Dennis Partridge | Aug 30, 2016 | 0
William M. Kurtz has spent all his life in Northwestern Ohio, is a successful farmer in St. Joseph Township, and is a veteran of the threshing business. He owns a large acreage and a valuable farm, representing to a large extent his varied industry and capabilities.
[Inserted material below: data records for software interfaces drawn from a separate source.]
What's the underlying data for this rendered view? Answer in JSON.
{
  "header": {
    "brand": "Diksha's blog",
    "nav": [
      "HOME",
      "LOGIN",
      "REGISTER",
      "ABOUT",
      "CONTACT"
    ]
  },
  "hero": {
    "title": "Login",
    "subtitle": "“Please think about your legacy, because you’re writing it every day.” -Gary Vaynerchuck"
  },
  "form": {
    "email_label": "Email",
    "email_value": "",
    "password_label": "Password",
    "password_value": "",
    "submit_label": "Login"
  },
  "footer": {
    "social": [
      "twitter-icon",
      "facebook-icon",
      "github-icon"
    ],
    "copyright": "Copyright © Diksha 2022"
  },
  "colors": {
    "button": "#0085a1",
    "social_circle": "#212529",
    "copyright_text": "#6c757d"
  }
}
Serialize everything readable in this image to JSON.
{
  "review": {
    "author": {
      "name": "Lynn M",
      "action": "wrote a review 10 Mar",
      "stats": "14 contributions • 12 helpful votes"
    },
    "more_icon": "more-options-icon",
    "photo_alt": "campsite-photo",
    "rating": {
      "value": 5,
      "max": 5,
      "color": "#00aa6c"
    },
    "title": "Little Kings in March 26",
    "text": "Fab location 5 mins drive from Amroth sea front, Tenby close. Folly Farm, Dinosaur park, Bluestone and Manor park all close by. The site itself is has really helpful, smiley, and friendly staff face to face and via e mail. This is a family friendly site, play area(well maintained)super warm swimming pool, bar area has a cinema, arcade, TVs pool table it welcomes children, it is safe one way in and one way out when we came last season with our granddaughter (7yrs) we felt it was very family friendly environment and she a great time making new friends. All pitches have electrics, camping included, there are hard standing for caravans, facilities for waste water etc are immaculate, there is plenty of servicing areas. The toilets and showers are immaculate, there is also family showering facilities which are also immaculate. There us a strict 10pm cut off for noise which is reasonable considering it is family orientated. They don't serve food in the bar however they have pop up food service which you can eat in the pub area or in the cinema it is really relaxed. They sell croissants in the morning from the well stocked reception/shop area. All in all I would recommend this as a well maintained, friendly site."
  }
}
Mr. Kurtz, whose home is a mile and three-quarters southeast of Edgerton, was born in Milford Township, Defiance County, Ohio, March 24, 1871. His parents, Mr. and Mrs. Jacob Kurtz, were natives of Germany and were married in that country. His father was born in Wuertemberg, January 8, 1831. At the age of twenty-six he took his wife and son to Australia, and lived in that country for five years. Returning to Germany, they remained only a few months and in 1862 emigrated to the United States and located in Defiance County. They bought a farm three and a half miles south of Edgerton and Jacob Kurtz cleared up his land and improved it and remained a resident there until his death. They were reared as Lutherans, but in Ohio became Methodists. The mother died in 1879.
William M. Kurtz was one of eight children and grew up on the home farm near Edgerton, attended district schools, and was a factor in the parental establishment until he married and established a home of his own.
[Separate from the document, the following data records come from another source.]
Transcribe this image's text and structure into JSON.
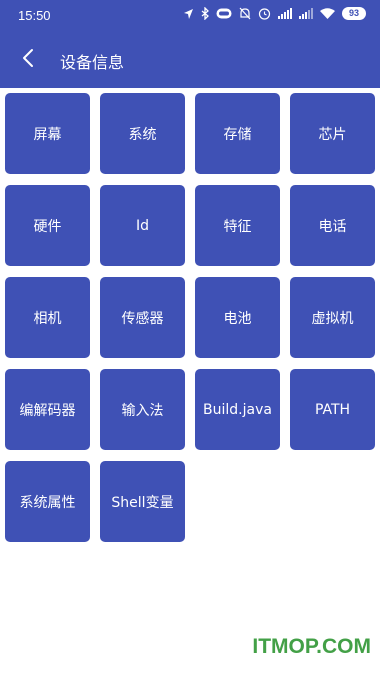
{
  "status_bar": {
    "time": "15:50",
    "battery": "93",
    "icons": [
      "location-icon",
      "bluetooth-icon",
      "vr-icon",
      "mute-icon",
      "alarm-icon",
      "signal-icon",
      "signal-icon-2",
      "wifi-icon",
      "battery-icon"
    ]
  },
  "app_bar": {
    "title": "设备信息",
    "back_icon": "chevron-left-icon"
  },
  "tiles": [
    {
      "label": "屏幕",
      "name": "tile-screen"
    },
    {
      "label": "系统",
      "name": "tile-system"
    },
    {
      "label": "存储",
      "name": "tile-storage"
    },
    {
      "label": "芯片",
      "name": "tile-chip"
    },
    {
      "label": "硬件",
      "name": "tile-hardware"
    },
    {
      "label": "Id",
      "name": "tile-id"
    },
    {
      "label": "特征",
      "name": "tile-features"
    },
    {
      "label": "电话",
      "name": "tile-phone"
    },
    {
      "label": "相机",
      "name": "tile-camera"
    },
    {
      "label": "传感器",
      "name": "tile-sensors"
    },
    {
      "label": "电池",
      "name": "tile-battery"
    },
    {
      "label": "虚拟机",
      "name": "tile-vm"
    },
    {
      "label": "编解码器",
      "name": "tile-codecs"
    },
    {
      "label": "输入法",
      "name": "tile-input-method"
    },
    {
      "label": "Build.java",
      "name": "tile-build-java"
    },
    {
      "label": "PATH",
      "name": "tile-path"
    },
    {
      "label": "系统属性",
      "name": "tile-system-properties"
    },
    {
      "label": "Shell变量",
      "name": "tile-shell-variables"
    }
  ],
  "watermark": "ITMOP.COM",
  "colors": {
    "primary": "#3f51b5",
    "watermark": "#43a047"
  }
}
January 23, 1898, he married Martha M. Fisher, who was born in Center Township of Williams County, February 3, 1878, daughter of Michael and Mary (Laufer) Fisher. Her father was born April 12, 1830, was brought to the United States from Germany in 1840 and the family were pioneers in Williams County. In the Fisher family were fourteen children named Jacob, George M., Mary E., Anna M., John Z., Caroline, Henry E., Frederick, David, William M., Albert C, Charles F., Martha and Victoria C. Mrs. Kurtz was reared on a farm and acquired a district school education.
After their marriage Mr. and Mrs. Kurtz rented the farm where they now live, and in 1902, as a result of their joint thrift and energies were able to buy the land. They now have a valuable place of 120 acres, and their improvements are of the best. Mr. Kurtz has operated a threshing outfit for twenty-eight years, and is one of the oldest men in that business and as such is widely known. He is a democrat in politics, a member of the Farm Bureau, is affiliated with the Knights of Pythias and the Independent Order of Odd Fellows, and Mrs. Kurtz is a member of the Pythian Sisters.
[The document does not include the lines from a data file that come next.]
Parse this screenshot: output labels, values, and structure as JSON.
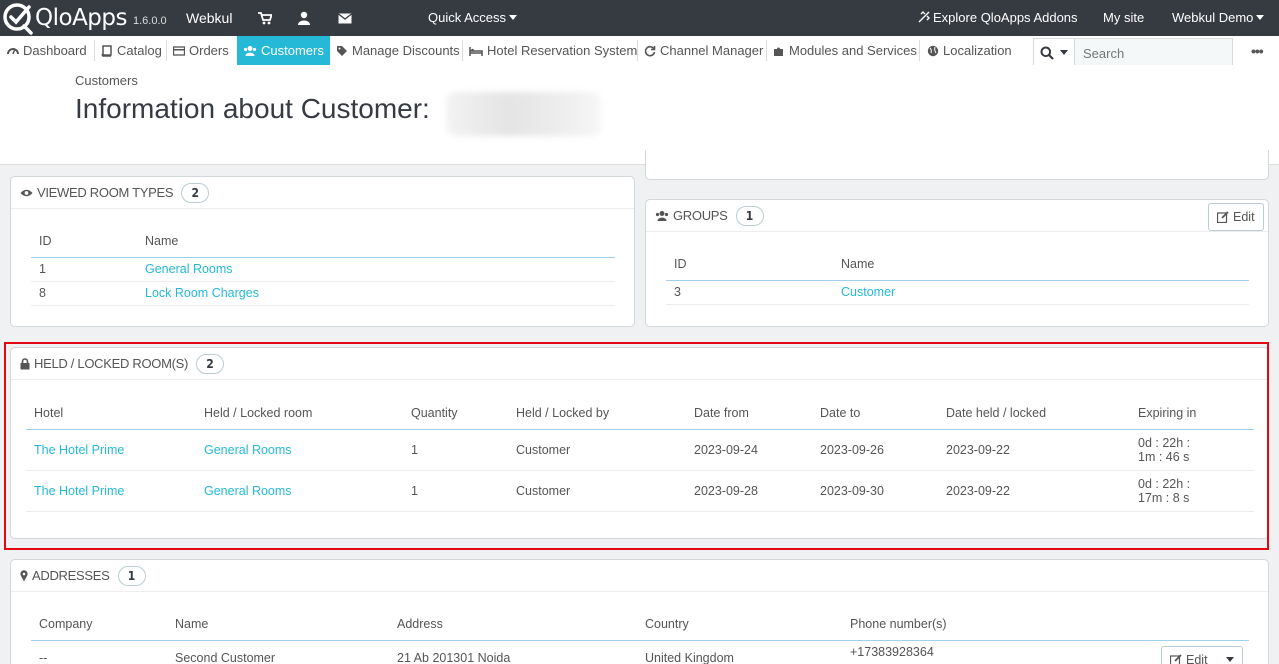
{
  "topbar": {
    "logo": "QloApps",
    "version": "1.6.0.0",
    "user": "Webkul",
    "quick_access": "Quick Access",
    "explore": "Explore QloApps Addons",
    "my_site": "My site",
    "account": "Webkul Demo"
  },
  "nav": {
    "items": [
      "Dashboard",
      "Catalog",
      "Orders",
      "Customers",
      "Manage Discounts",
      "Hotel Reservation System",
      "Channel Manager",
      "Modules and Services",
      "Localization"
    ],
    "active": "Customers",
    "search_placeholder": "Search",
    "more": "•••"
  },
  "header": {
    "breadcrumb": "Customers",
    "title": "Information about Customer:"
  },
  "viewed_room_types": {
    "title": "VIEWED ROOM TYPES",
    "count": "2",
    "columns": [
      "ID",
      "Name"
    ],
    "rows": [
      {
        "id": "1",
        "name": "General Rooms"
      },
      {
        "id": "8",
        "name": "Lock Room Charges"
      }
    ]
  },
  "groups": {
    "title": "GROUPS",
    "count": "1",
    "edit_label": "Edit",
    "columns": [
      "ID",
      "Name"
    ],
    "rows": [
      {
        "id": "3",
        "name": "Customer"
      }
    ]
  },
  "held_rooms": {
    "title": "HELD / LOCKED ROOM(S)",
    "count": "2",
    "columns": [
      "Hotel",
      "Held / Locked room",
      "Quantity",
      "Held / Locked by",
      "Date from",
      "Date to",
      "Date held / locked",
      "Expiring in"
    ],
    "rows": [
      {
        "hotel": "The Hotel Prime",
        "room": "General Rooms",
        "qty": "1",
        "by": "Customer",
        "from": "2023-09-24",
        "to": "2023-09-26",
        "held": "2023-09-22",
        "exp1": "0d : 22h :",
        "exp2": "1m : 46 s"
      },
      {
        "hotel": "The Hotel Prime",
        "room": "General Rooms",
        "qty": "1",
        "by": "Customer",
        "from": "2023-09-28",
        "to": "2023-09-30",
        "held": "2023-09-22",
        "exp1": "0d : 22h :",
        "exp2": "17m : 8 s"
      }
    ]
  },
  "addresses": {
    "title": "ADDRESSES",
    "count": "1",
    "columns": [
      "Company",
      "Name",
      "Address",
      "Country",
      "Phone number(s)"
    ],
    "rows": [
      {
        "company": "--",
        "name": "Second Customer",
        "address": "21 Ab 201301 Noida",
        "country": "United Kingdom",
        "phone": "+17383928364"
      }
    ],
    "edit_label": "Edit"
  },
  "colors": {
    "topbar": "#363a41",
    "accent": "#25b9d7",
    "highlight": "#e30613"
  }
}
They have two children : Arvilla A., born March 4, 1904, now attending high school; and J. W. Russell Kurtz, born January 3, 1914. The family are members of the Presbyterian Church and Mr. Kurtz is one of its trustees.